I should make this clear: I am not saying don’t bother to protect your intellectual property properly. Please don’t misunderstand. Yes, register, apply, take all the steps your attorney recommends. Do what you can. It will help hold competition off and protect your secret sauce for a while. I’m just saying you shouldn’t think you are really protecting from copying, no matter how good your protection is. Smart competitors will get around your intellectual property, even if you manage it correctly and make that as hard as possible. It will still happen eventually.

And here’s my favorite example.

Volkswagen’s new beetle…

Volkswagen Beetle

Volkswagen introduced its new beetle in 1997. What a cool idea that was. It took its looks from the traditional beetle that was immensely popular a few decades earlier, but created a brand new car. What a great idea. And it was commercially successful.

Followed by the new Mini-Cooper…

Mini-Cooper

Not long after Volkswagen’s new beetle, BMW came up with the new Mini-Cooper in 2000. If the old VW was the classic small car success of the 1960s in the U.S. the Mini Cooper S was the darling of the racing magazines at about the same time. It was a tiny British economy car jazzed by John Cooper, famous for formula one racing. BMW bought the British manufacturer and introduced the new Mini.

And then the new Fiat 500

New Fiat 500

So by the time the old VW and the Mini-Cooper had been reborn successfully, Fiat, the Italian auto maker, came up with the same idea for its iconic Fiat 500, which had been the Italian version of the VW during the 1950s and 1960s. That one was released in 2007. It was basically the same idea – take an old standard, a past success, and redesign it for a new car. Buyers like that, and branding is almost automatic. Ride on its history.

The Point is That Copying is Everywhere and All the Time

If you’re successful, people will copy you. You can hold them back with registered patents, trademarks, and copyright, but that’s a delay, not a wall. Volkswagen did not sue BMW for copying its idea, and neither Volkswagen nor BMW sued Fiat. This kind of copying is legal.

In almost any kind of business, from high tech to classic, good ideas get copied. It’s like in fiction, movies, television, fashion, and so many human endeavors. It’s part of life.

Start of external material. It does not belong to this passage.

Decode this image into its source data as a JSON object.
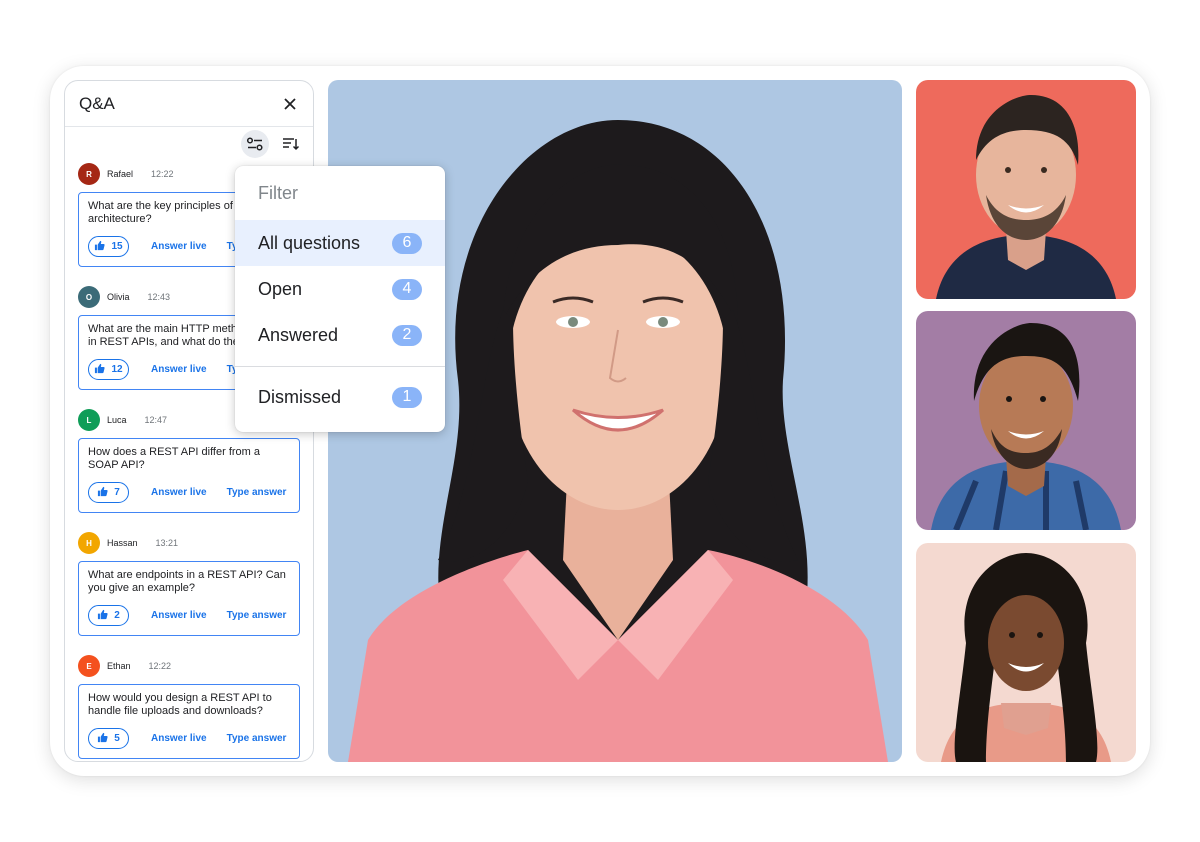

Laws only protect you so far.

To avoid being run out of time by competitors, you have to stay on top of the business, assume you will be copied, and keep doing what you do well.

(Images from Wikipedia)